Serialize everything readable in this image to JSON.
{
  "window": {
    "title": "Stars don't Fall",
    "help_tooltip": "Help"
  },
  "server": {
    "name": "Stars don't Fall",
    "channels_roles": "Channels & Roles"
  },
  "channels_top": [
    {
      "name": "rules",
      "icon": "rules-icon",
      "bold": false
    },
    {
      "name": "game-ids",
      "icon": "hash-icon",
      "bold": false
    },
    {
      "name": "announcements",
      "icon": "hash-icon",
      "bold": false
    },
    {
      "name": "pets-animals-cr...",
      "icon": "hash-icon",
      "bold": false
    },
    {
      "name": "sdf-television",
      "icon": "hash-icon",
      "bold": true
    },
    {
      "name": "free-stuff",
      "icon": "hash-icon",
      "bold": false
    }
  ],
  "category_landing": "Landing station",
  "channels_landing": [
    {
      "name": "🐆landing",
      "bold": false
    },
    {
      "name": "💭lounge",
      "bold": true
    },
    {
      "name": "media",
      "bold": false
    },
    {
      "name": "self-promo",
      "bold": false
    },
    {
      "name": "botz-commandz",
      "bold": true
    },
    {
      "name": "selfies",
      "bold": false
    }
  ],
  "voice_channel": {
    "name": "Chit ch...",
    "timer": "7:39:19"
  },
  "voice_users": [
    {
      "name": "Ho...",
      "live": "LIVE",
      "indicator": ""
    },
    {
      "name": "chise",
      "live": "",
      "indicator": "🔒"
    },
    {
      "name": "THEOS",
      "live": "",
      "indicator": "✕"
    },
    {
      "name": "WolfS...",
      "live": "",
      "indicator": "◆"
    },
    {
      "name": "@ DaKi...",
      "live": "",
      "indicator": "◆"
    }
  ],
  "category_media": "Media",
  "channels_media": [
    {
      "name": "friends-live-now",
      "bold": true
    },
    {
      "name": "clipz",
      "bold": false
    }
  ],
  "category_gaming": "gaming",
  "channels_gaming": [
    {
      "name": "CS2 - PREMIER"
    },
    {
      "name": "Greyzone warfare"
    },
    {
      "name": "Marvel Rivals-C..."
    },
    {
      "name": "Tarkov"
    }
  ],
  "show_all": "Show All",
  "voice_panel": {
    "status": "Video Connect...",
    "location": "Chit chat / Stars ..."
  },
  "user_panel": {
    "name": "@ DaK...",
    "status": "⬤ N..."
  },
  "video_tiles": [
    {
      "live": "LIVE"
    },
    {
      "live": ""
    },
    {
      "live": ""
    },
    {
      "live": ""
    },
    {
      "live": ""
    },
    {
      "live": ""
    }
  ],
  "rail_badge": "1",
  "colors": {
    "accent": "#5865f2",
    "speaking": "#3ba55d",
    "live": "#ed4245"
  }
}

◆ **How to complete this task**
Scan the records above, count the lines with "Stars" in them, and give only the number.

◆ **Result for this exercise**
3